The Centre for Applied Legal Studies, which brought the the matter before the Constitutional Court on behalf of the Black Sash, welcomed the ruling.

“The judgment sets an important precedent for holding public officials accountable for their reckless and negligent actions in executing their duties,” Wandisa Phama, acting deputy director at CALS, said in an emailed statement. “This is a step towards ensuring that a similar crisis never happens again.”

Vuyani Ngalwana, Dlamini’s personal lawyer, didn’t answer his mobile phone or respond to a text message when Bloomberg sought comment.

Statement from Freedom Under Law on the ConCourt Judgment regarding Minister Bathabile Dlamini.  

Freedom Under Law (FUL) welcomes the judgment of the Constitutional Court delivered yesterday, ordering Minister Bathabile Dlamini to personally pay costs incurred by Black Sash and FUL in their litigation relating to the first extension of the Cash Paymaster Services contract for payment of social grants. The Court also ordered that a copy of the judgment and of the report issued by Judge Ngoepe as to Minister Dlamini’s personal liability for the social grants crisis be forwarded to the National Director of Public Prosecutions for determination as to whether Minister Dlamini should be prosecuted for perjury.

FUL believes the judgement to be an important vindication of accountability, sorely needed in the country at this time.

However, the judgement cannot stand on its own.
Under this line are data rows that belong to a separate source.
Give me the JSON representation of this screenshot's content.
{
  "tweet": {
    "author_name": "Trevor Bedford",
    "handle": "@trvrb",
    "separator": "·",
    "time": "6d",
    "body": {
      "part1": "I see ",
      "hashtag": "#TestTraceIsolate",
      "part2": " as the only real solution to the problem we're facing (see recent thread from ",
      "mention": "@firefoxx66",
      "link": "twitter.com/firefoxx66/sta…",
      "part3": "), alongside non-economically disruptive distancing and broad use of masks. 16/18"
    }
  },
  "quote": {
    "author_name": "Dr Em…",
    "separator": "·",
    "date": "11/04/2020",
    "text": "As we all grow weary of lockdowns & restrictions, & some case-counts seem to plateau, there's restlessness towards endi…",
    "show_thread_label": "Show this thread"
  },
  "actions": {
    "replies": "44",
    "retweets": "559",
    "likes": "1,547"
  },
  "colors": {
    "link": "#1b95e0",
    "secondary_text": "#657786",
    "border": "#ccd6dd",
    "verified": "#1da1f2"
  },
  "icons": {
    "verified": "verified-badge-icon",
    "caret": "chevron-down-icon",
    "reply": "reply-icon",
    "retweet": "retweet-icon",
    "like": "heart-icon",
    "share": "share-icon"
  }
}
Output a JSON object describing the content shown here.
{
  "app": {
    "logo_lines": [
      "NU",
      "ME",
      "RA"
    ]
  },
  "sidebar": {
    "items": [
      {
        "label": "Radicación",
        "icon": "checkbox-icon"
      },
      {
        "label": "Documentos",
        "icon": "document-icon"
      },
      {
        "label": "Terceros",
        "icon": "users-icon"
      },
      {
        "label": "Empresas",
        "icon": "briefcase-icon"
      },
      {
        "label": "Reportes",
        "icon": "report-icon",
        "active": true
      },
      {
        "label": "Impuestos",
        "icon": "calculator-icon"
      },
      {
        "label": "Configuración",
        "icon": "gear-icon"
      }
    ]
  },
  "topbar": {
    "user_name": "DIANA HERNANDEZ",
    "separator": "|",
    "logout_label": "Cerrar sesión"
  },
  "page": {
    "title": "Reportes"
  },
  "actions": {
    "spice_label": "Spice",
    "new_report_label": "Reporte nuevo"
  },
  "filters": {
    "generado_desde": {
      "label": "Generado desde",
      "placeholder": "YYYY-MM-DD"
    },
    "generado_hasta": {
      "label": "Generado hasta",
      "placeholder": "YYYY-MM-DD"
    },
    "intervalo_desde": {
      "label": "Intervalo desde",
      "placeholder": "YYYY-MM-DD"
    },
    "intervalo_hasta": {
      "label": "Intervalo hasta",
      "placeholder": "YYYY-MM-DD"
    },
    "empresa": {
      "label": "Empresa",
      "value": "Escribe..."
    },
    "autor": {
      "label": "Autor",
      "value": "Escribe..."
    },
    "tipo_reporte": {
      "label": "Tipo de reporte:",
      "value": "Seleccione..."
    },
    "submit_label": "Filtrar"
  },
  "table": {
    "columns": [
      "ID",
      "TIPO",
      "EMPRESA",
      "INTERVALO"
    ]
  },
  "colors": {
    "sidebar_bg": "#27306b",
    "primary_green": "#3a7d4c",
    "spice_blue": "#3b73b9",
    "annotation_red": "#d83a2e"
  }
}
FUL notes that the judgment envisages an important accountability role for the NDPP in this matter and recalls that another very recent Constitutional Court judgment ordered the President to appoint a new NDPP within 90 days. It is imperative that a new head of the NPA, able to restore credibility and integrity to the institution, be installed as quickly as possible not only so that the full measure of accountability might be secured in this matter but for so many other matters clamouring for accountability in the country today.